If they do retire his number, won't it be fun to see him and Ozzie mingling at a future 'Cardinals Greats' function?

Cardinal70 said...

You are right--don't know why I was thinking 11. Probably the story that he took 10 because the goal was the 10th WC, so now he should switch to 11.

Oh, and one big elephant in the room that was left out. #25 for Mark McGwire.

Tom said...

Maybe McGee. Edmonds is a borderline HOF. I believe we make it too easy to be a HOF'er in Cooperstown but as far as a team retiring them, I am mostly against it.

The Angry Rant said...

I agree with your Cooperstown assessment as far as how bona fides have evolved recently (actually this discussion may merit its own post). It seems if you manage to survive long enough to get 3000 hits or 300 wins or 500 HR you're then considered one of the greats - regardless of whether you were actually great or simply hung around forever.

The function of retiring numbers should be to honor those who were great Cardinals. Not necessarily among the greats of all time, but great Cardinals. That's why Ken Boyer's number was retired. That's why McGee's SHOULD be retired. Edmonds was a great Cardinal, which is why he merits serious consideration (to my mind).

Thanks for commenting. Stop by again.

Lazar_89 said...

Jim Edmonds isn't even close to hall of fame worthy...

.286 BA
371 HR
1181 RBI
1848 Hits

And never was he the dominant player on his team, let alone the entire league...

So I can't see where you guys are getting Edmonds at "Hall Worthy," when in reality, he's not even close

Mike said...

This post wasn't about which Cardinal next deserves to be enshrined in Cooperstown. It was about which recent great Cardinals should have their numbers retired by the team.

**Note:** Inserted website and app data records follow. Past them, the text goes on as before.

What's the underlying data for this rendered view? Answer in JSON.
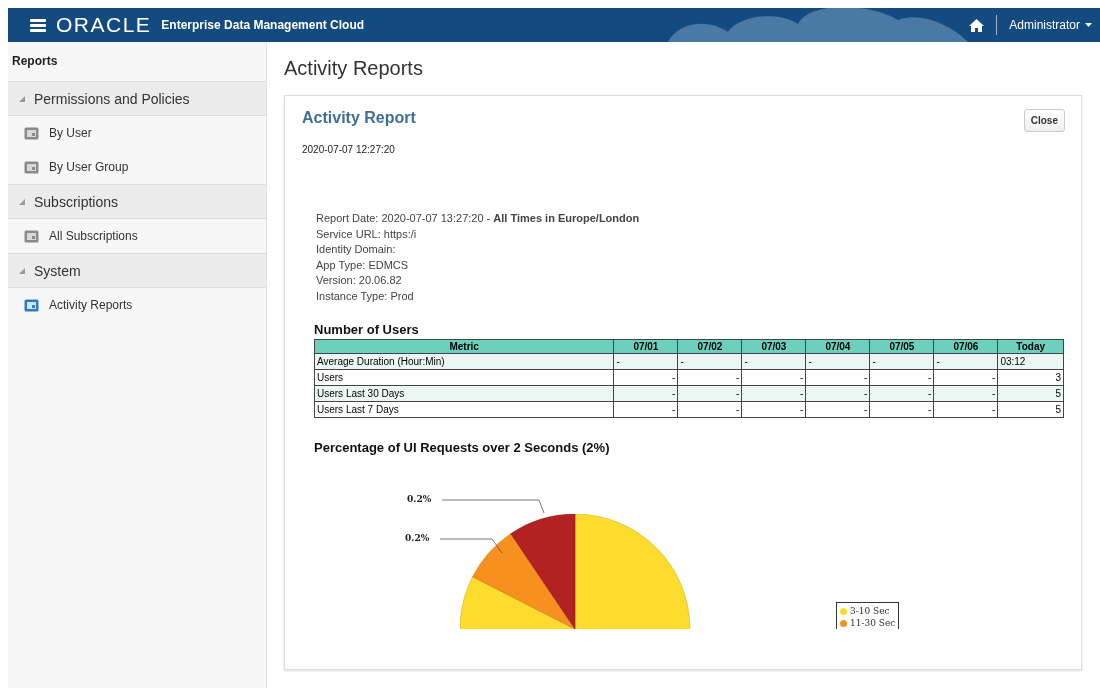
{
  "header": {
    "brand": "ORACLE",
    "product": "Enterprise Data Management Cloud",
    "user": "Administrator"
  },
  "sidebar": {
    "title": "Reports",
    "sections": [
      {
        "label": "Permissions and Policies",
        "expanded": true,
        "children": [
          {
            "label": "By User",
            "selected": false
          },
          {
            "label": "By User Group",
            "selected": false
          }
        ]
      },
      {
        "label": "Subscriptions",
        "expanded": true,
        "children": [
          {
            "label": "All Subscriptions",
            "selected": false
          }
        ]
      },
      {
        "label": "System",
        "expanded": true,
        "children": [
          {
            "label": "Activity Reports",
            "selected": true
          }
        ]
      }
    ]
  },
  "page_title": "Activity Reports",
  "report": {
    "title": "Activity Report",
    "timestamp": "2020-07-07 12:27:20",
    "close_button": "Close",
    "details": [
      "Report Date: 2020-07-07 13:27:20 - **All Times in Europe/London**",
      "Service URL:  https:/i",
      "Identity Domain:",
      "App Type:  EDMCS",
      "Version: 20.06.82",
      "Instance Type: Prod"
    ],
    "table": {
      "title": "Number of Users",
      "columns": [
        "Metric",
        "07/01",
        "07/02",
        "07/03",
        "07/04",
        "07/05",
        "07/06",
        "Today"
      ],
      "rows": [
        {
          "kind": "duration",
          "cells": [
            "Average Duration (Hour:Min)",
            "-",
            "-",
            "-",
            "-",
            "-",
            "-",
            "03:12"
          ]
        },
        {
          "kind": "count",
          "cells": [
            "Users",
            "-",
            "-",
            "-",
            "-",
            "-",
            "-",
            "3"
          ]
        },
        {
          "kind": "count",
          "cells": [
            "Users Last 30 Days",
            "-",
            "-",
            "-",
            "-",
            "-",
            "-",
            "5"
          ]
        },
        {
          "kind": "count",
          "cells": [
            "Users Last 7 Days",
            "-",
            "-",
            "-",
            "-",
            "-",
            "-",
            "5"
          ]
        }
      ]
    },
    "pie": {
      "title": "Percentage of UI Requests over 2 Seconds (2%)",
      "slice_labels": [
        "0.2%",
        "0.2%"
      ],
      "legend": [
        {
          "label": "3-10 Sec",
          "color": "#fddc2e"
        },
        {
          "label": "11-30 Sec",
          "color": "#f7901e"
        }
      ]
    }
  }
}
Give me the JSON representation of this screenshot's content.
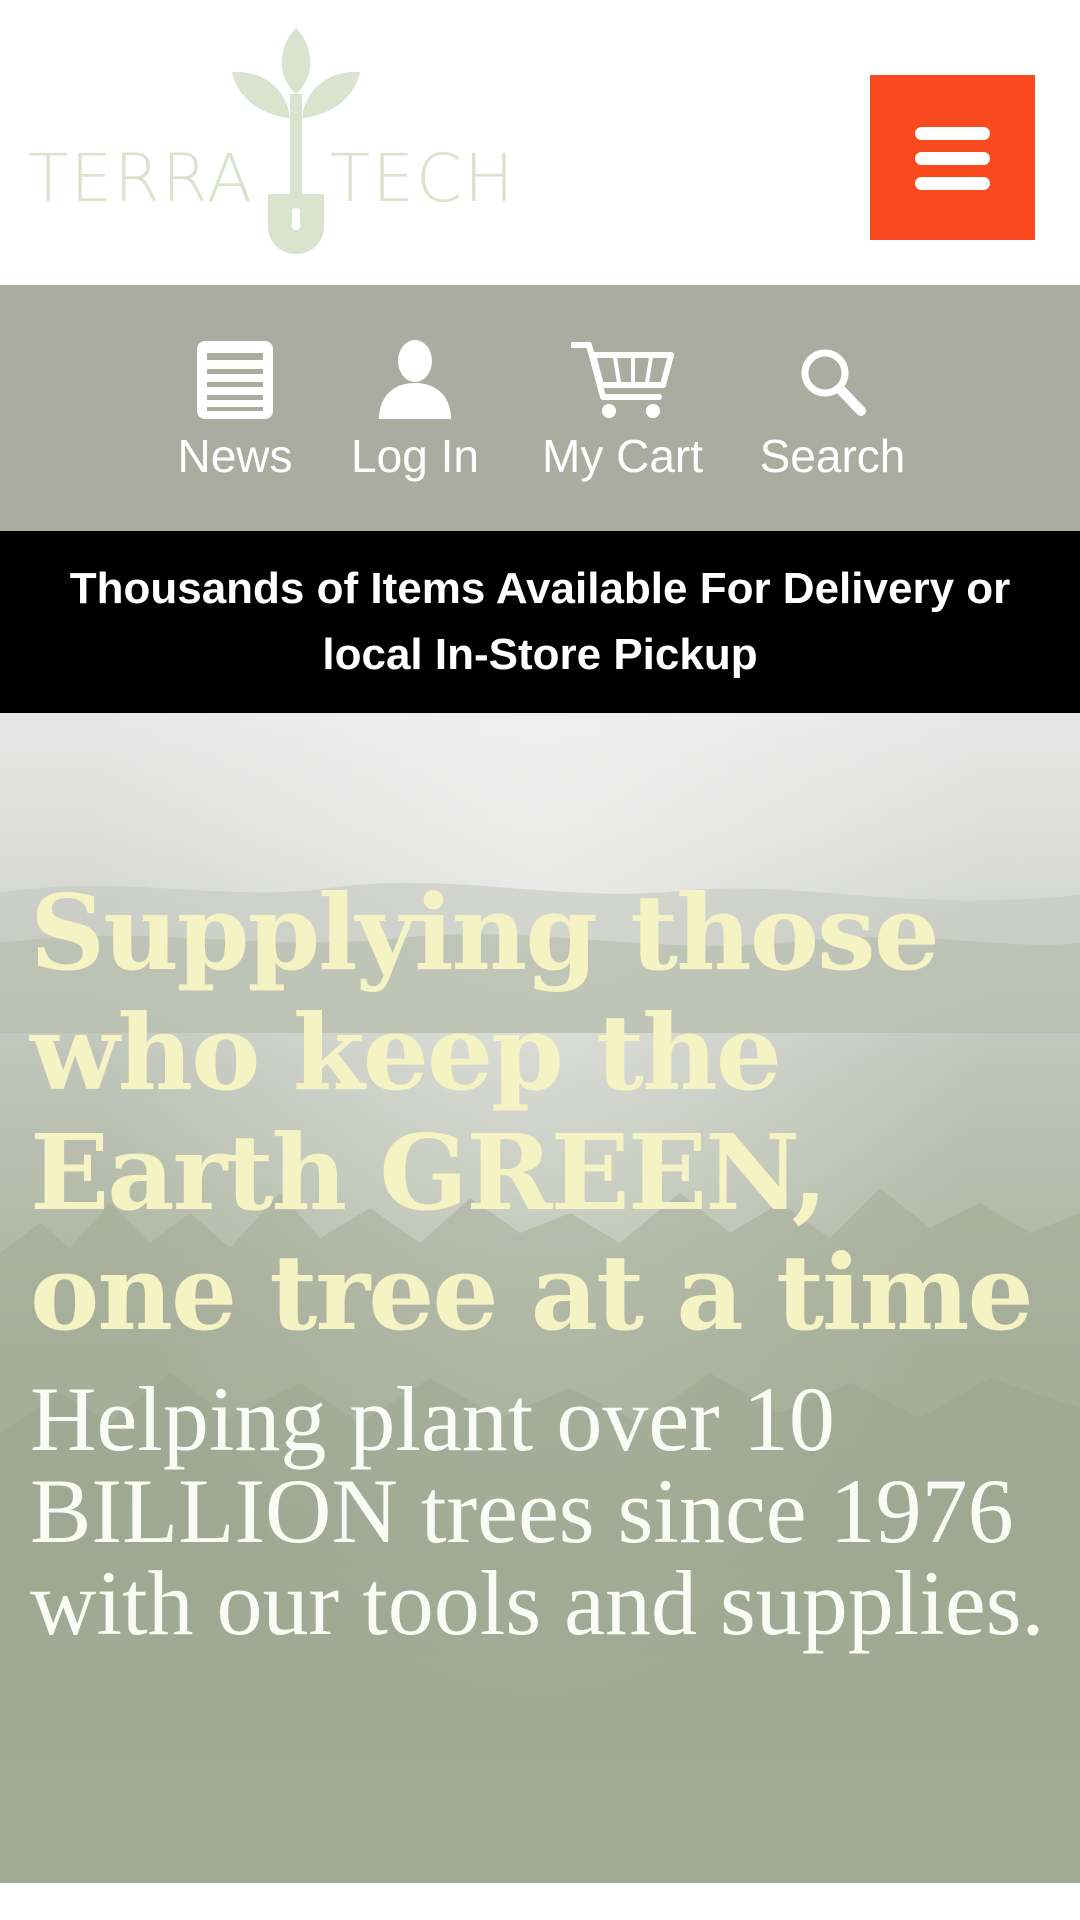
{
  "brand": {
    "word_left": "TERRA",
    "word_right": "TECH",
    "logo_color": "#d9e3cd"
  },
  "header": {
    "menu_icon": "hamburger-menu-icon",
    "menu_color": "#f84a1e"
  },
  "util_nav": {
    "background": "#abaca0",
    "items": [
      {
        "label": "News",
        "icon": "newspaper-icon"
      },
      {
        "label": "Log In",
        "icon": "user-icon"
      },
      {
        "label": "My Cart",
        "icon": "cart-icon"
      },
      {
        "label": "Search",
        "icon": "search-icon"
      }
    ]
  },
  "promo": {
    "text": "Thousands of Items Available For Delivery or local In-Store Pickup"
  },
  "hero": {
    "title": "Supplying those who keep the Earth GREEN, one tree at a time",
    "subtitle": "Helping plant over 10 BILLION trees since 1976 with our tools and supplies.",
    "title_color": "#f5f2c4"
  }
}
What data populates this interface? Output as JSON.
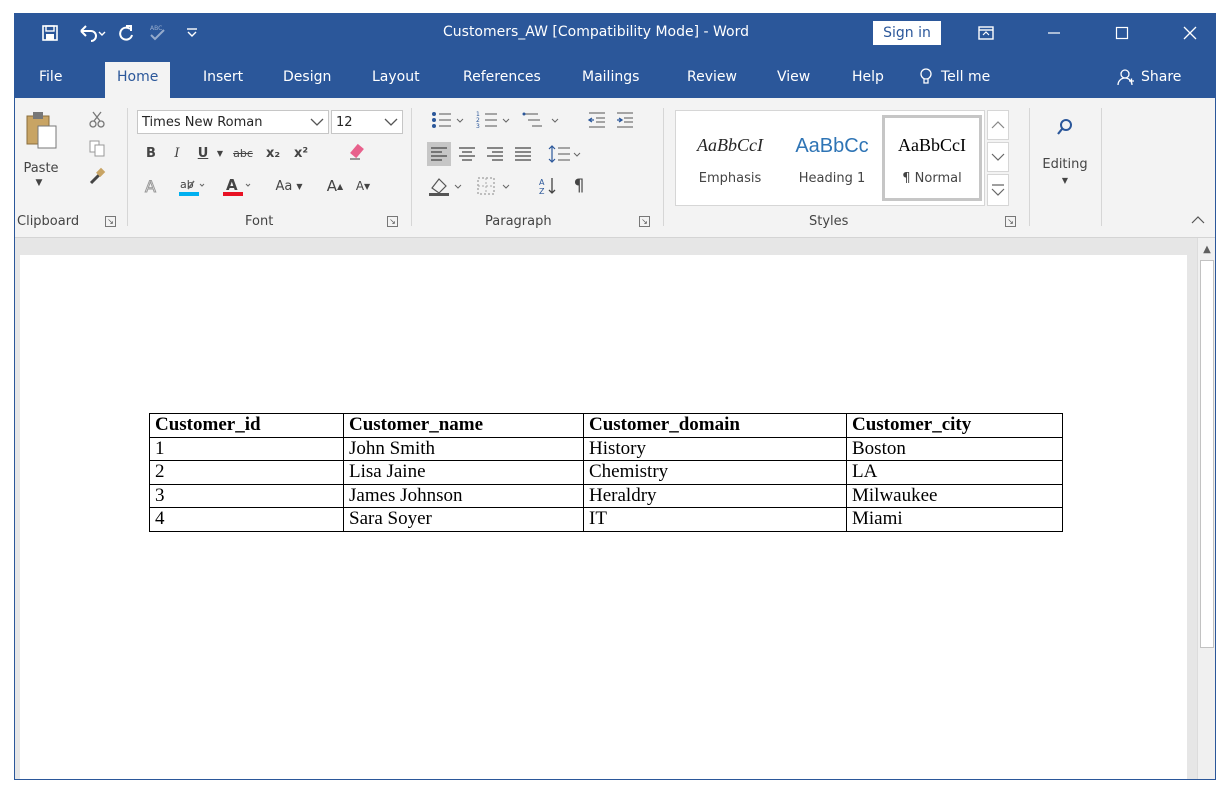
{
  "titlebar": {
    "title": "Customers_AW [Compatibility Mode]  -  Word",
    "sign_in": "Sign in"
  },
  "tabs": [
    {
      "label": "File"
    },
    {
      "label": "Home",
      "active": true
    },
    {
      "label": "Insert"
    },
    {
      "label": "Design"
    },
    {
      "label": "Layout"
    },
    {
      "label": "References"
    },
    {
      "label": "Mailings"
    },
    {
      "label": "Review"
    },
    {
      "label": "View"
    },
    {
      "label": "Help"
    },
    {
      "label": "Tell me"
    }
  ],
  "share_label": "Share",
  "ribbon": {
    "clipboard": {
      "paste_label": "Paste",
      "group_label": "Clipboard"
    },
    "font": {
      "font_name": "Times New Roman",
      "font_size": "12",
      "group_label": "Font",
      "bold": "B",
      "italic": "I",
      "underline": "U",
      "strikethrough": "abc",
      "subscript": "x₂",
      "superscript": "x²",
      "change_case": "Aa",
      "grow_font": "A",
      "shrink_font": "A"
    },
    "paragraph": {
      "group_label": "Paragraph",
      "pilcrow": "¶"
    },
    "styles": {
      "group_label": "Styles",
      "items": [
        {
          "sample": "AaBbCcI",
          "name": "Emphasis"
        },
        {
          "sample": "AaBbCc",
          "name": "Heading 1"
        },
        {
          "sample": "AaBbCcI",
          "name": "¶ Normal"
        }
      ]
    },
    "editing": {
      "label": "Editing"
    }
  },
  "document": {
    "table": {
      "headers": [
        "Customer_id",
        "Customer_name",
        "Customer_domain",
        "Customer_city"
      ],
      "rows": [
        [
          "1",
          "John Smith",
          "History",
          "Boston"
        ],
        [
          "2",
          "Lisa Jaine",
          "Chemistry",
          "LA"
        ],
        [
          "3",
          "James Johnson",
          "Heraldry",
          "Milwaukee"
        ],
        [
          "4",
          "Sara Soyer",
          "IT",
          "Miami"
        ]
      ]
    }
  },
  "colors": {
    "accent": "#2b579a",
    "ribbon_bg": "#f3f3f3",
    "font_color_bar": "#e81123",
    "highlight_bar": "#00b0f0"
  }
}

Read the post again, sounding out each word if you have to.